As many of you have noticed on social media lately our male Wild Turkeys, or toms, are being quite aggressive and putting on quite the show. Actually that’s right on cue for Wild Turkeys on Seabrook Island as breeding and nesting for Wild Turkeys begins in late February around this part of the east coast. Increasing day length and warmer weather determine the date when the breeding season begins. You might be interested in knowing some Wild Turkey facts.
A Wild Tom Turkey, with his brightly colored head, gives a loud gobbling call to attract females and then puffs up and fluffs his feathers, swells the wattle, and spreads, drops and drags his wings while strutting around in a mating dance. All of that plus some humming sounds entices the female. Once mating occurs, that female goes off to find her nesting site while the male can continue looking for other females. The male might mate with three or four other females.
Interestingly, after the female turkey, dully colored for camouflage, finds her ground nest site, will lay only one egg. She will cover the egg with ground debris, then leave to feed and roost elsewhere. The next day she will lay another egg in the same nest and then leave again. This continues until she has laid all her fertilized eggs, which usually number from nine to thirteen. Then she will sit on the nest for the next twenty eight days as the eggs incubate leaving briefly once a day to feed. Because the nest is on the ground, the eggs are at risk from predators such as raccoons, bobcats, opossums, and even snakes. However, on Seabrook Island the turkey population seems to be growing so we must have more Wild Turkeys than predators.
Apparently Wild Turkeys have a pecking order within their flock. During mating season the males become quite aggressive towards anything they perceive as a threat. I thought the tom was seeing his reflection on the car and was attacking what he thought was another male. And, this might have been the case. However, it was also suggested that turkeys have lost their fear of humans and assimilated to life in neighborhoods, and that this tom with his hormonal spike, might have seen the automobile as the threat and was trying to knock the car down the pecking order.
Don’t feed Wild Turkeys as this can cause them to act tame and may lead to bold or aggressive behavior.
Keep bird feed areas clean by using feeders designed to keep seed off the ground
You may threaten a bold or aggressive turkey by making loud noises, swatting it with a broom, or spraying water from a hose.
Turkeys can also respond aggressively to shiny objects like car windows, mirrors and polished car doors.

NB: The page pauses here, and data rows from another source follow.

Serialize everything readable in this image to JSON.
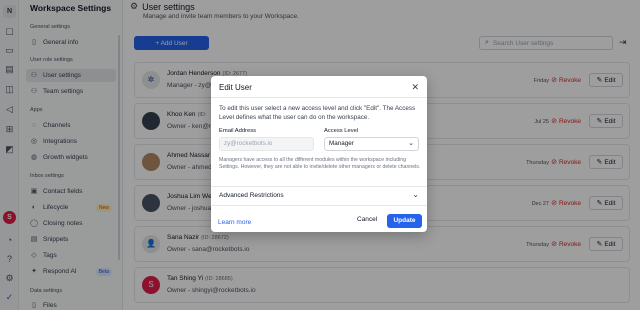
{
  "rail": {
    "logo": "N",
    "icons": [
      "inbox-icon",
      "chat-icon",
      "broadcast-icon",
      "contacts-icon",
      "megaphone-icon",
      "workflow-icon",
      "analytics-icon",
      "settings-icon",
      "user-avatar",
      "bell-icon",
      "help-icon",
      "gear-icon",
      "brand-logo-icon"
    ],
    "avatar_letter": "S"
  },
  "sidebar": {
    "title": "Workspace Settings",
    "sections": [
      {
        "label": "General settings",
        "items": [
          {
            "label": "General info",
            "icon": "document-icon"
          }
        ]
      },
      {
        "label": "User role settings",
        "items": [
          {
            "label": "User settings",
            "icon": "users-icon",
            "active": true
          },
          {
            "label": "Team settings",
            "icon": "team-icon"
          }
        ]
      },
      {
        "label": "Apps",
        "items": [
          {
            "label": "Channels",
            "icon": "channels-icon"
          },
          {
            "label": "Integrations",
            "icon": "integrations-icon"
          },
          {
            "label": "Growth widgets",
            "icon": "growth-icon"
          }
        ]
      },
      {
        "label": "Inbox settings",
        "items": [
          {
            "label": "Contact fields",
            "icon": "contact-fields-icon"
          },
          {
            "label": "Lifecycle",
            "icon": "lifecycle-icon",
            "badge": "New"
          },
          {
            "label": "Closing notes",
            "icon": "notes-icon"
          },
          {
            "label": "Snippets",
            "icon": "snippets-icon"
          },
          {
            "label": "Tags",
            "icon": "tag-icon"
          },
          {
            "label": "Respond AI",
            "icon": "ai-icon",
            "badge": "Beta"
          }
        ]
      },
      {
        "label": "Data settings",
        "items": [
          {
            "label": "Files",
            "icon": "files-icon"
          }
        ]
      }
    ]
  },
  "main": {
    "title": "User settings",
    "subtitle": "Manage and invite team members to your Workspace.",
    "add_user_label": "+ Add User",
    "search_placeholder": "Search User settings",
    "users": [
      {
        "name": "Jordan Henderson",
        "id": "(ID: 2677)",
        "role": "Manager - zy@",
        "date": "Friday",
        "avatar": "settings-avatar",
        "avatar_char": "✲",
        "avatar_color": "#e5e7eb"
      },
      {
        "name": "Khoo Ken",
        "id": "(ID:",
        "role": "Owner - ken@r",
        "date": "Jul 25",
        "avatar": "photo-avatar",
        "avatar_char": "",
        "avatar_color": "#374151"
      },
      {
        "name": "Ahmed Nassar",
        "id": "",
        "role": "Owner - ahmed",
        "date": "Thursday",
        "avatar": "photo-avatar",
        "avatar_char": "",
        "avatar_color": "#b08968"
      },
      {
        "name": "Joshua Lim Wei",
        "id": "",
        "role": "Owner - joshua",
        "date": "Dec 27",
        "avatar": "photo-avatar",
        "avatar_char": "",
        "avatar_color": "#4b5563"
      },
      {
        "name": "Sana Nazir",
        "id": "(ID: 28672)",
        "role": "Owner - sana@rocketbots.io",
        "date": "Thursday",
        "avatar": "user-icon-avatar",
        "avatar_char": "👤",
        "avatar_color": "#e5e7eb"
      },
      {
        "name": "Tan Shing Yi",
        "id": "(ID: 28685)",
        "role": "Owner - shingyi@rocketbots.io",
        "date": "Friday",
        "avatar": "letter-avatar",
        "avatar_char": "S",
        "avatar_color": "#e11d48"
      }
    ],
    "revoke_label": "Revoke",
    "edit_label": "Edit"
  },
  "modal": {
    "title": "Edit User",
    "description": "To edit this user select a new access level and click \"Edit\". The Access Level defines what the user can do on the workspace.",
    "email_label": "Email Address",
    "email_value": "zy@rocketbots.io",
    "access_label": "Access Level",
    "access_value": "Manager",
    "help_text": "Managers have access to all the different modules within the workspace including Settings. However, they are not able to invite/delete other managers or delete channels.",
    "advanced_label": "Advanced Restrictions",
    "learn_more": "Learn more",
    "cancel_label": "Cancel",
    "update_label": "Update"
  }
}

It is recommended to cover the reflection if possible.
So, maybe we should all keep a broom handy when we drive or walk around Seabrook Island so we aren’t knocked down the pecking order. Just keep in mind Wild Turkeys can run up to a speed of 25 mph and fly at a speed of 55 mph. Have fun, it’s only six more months until deer mating season!
Article Submitted by: Joleen Ardaiolo
(Photo & Video Submitted by: Glen Cox & Tracy Thorne)